Every entry needs to be written out again exactly.
----------------------------------------
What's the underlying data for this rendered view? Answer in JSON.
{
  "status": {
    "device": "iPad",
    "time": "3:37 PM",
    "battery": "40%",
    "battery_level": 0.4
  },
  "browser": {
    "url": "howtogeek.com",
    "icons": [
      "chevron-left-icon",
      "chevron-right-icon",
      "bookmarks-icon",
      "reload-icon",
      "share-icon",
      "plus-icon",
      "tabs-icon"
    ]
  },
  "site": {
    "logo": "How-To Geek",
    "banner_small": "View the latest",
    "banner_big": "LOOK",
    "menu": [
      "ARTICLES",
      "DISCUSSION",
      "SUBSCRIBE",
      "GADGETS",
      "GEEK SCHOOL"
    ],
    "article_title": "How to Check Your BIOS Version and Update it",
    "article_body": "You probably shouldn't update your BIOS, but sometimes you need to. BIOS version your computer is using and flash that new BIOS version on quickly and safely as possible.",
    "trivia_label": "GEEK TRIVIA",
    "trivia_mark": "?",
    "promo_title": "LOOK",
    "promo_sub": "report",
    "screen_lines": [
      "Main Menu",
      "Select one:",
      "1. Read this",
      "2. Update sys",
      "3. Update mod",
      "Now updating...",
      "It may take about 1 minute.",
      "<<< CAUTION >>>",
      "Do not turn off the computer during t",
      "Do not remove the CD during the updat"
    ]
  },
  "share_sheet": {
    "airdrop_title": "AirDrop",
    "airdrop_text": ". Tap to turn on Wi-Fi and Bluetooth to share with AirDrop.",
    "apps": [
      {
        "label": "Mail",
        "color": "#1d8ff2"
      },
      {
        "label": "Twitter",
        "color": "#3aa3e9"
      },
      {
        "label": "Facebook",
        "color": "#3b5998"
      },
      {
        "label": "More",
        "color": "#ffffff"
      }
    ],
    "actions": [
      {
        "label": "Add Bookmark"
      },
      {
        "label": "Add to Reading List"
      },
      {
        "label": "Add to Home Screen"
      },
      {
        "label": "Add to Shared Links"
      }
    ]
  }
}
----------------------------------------
> **Exercise response**:
What's the underlying data for this rendered view? Answer in JSON.
{
  "status": {
    "device": "iPad",
    "time": "3:37 PM",
    "battery": "40%",
    "battery_level": 0.4
  },
  "browser": {
    "url": "howtogeek.com",
    "icons": [
      "chevron-left-icon",
      "chevron-right-icon",
      "bookmarks-icon",
      "reload-icon",
      "share-icon",
      "plus-icon",
      "tabs-icon"
    ]
  },
  "site": {
    "logo": "How-To Geek",
    "banner_small": "View the latest",
    "banner_big": "LOOK",
    "menu": [
      "ARTICLES",
      "DISCUSSION",
      "SUBSCRIBE",
      "GADGETS",
      "GEEK SCHOOL"
    ],
    "article_title": "How to Check Your BIOS Version and Update it",
    "article_body": "You probably shouldn't update your BIOS, but sometimes you need to. BIOS version your computer is using and flash that new BIOS version on quickly and safely as possible.",
    "trivia_label": "GEEK TRIVIA",
    "trivia_mark": "?",
    "promo_title": "LOOK",
    "promo_sub": "report",
    "screen_lines": [
      "Main Menu",
      "Select one:",
      "1. Read this",
      "2. Update sys",
      "3. Update mod",
      "Now updating...",
      "It may take about 1 minute.",
      "<<< CAUTION >>>",
      "Do not turn off the computer during t",
      "Do not remove the CD during the updat"
    ]
  },
  "share_sheet": {
    "airdrop_title": "AirDrop",
    "airdrop_text": ". Tap to turn on Wi-Fi and Bluetooth to share with AirDrop.",
    "apps": [
      {
        "label": "Mail",
        "color": "#1d8ff2"
      },
      {
        "label": "Twitter",
        "color": "#3aa3e9"
      },
      {
        "label": "Facebook",
        "color": "#3b5998"
      },
      {
        "label": "More",
        "color": "#ffffff"
      }
    ],
    "actions": [
      {
        "label": "Add Bookmark"
      },
      {
        "label": "Add to Reading List"
      },
      {
        "label": "Add to Home Screen"
      },
      {
        "label": "Add to Shared Links"
      }
    ]
  }
}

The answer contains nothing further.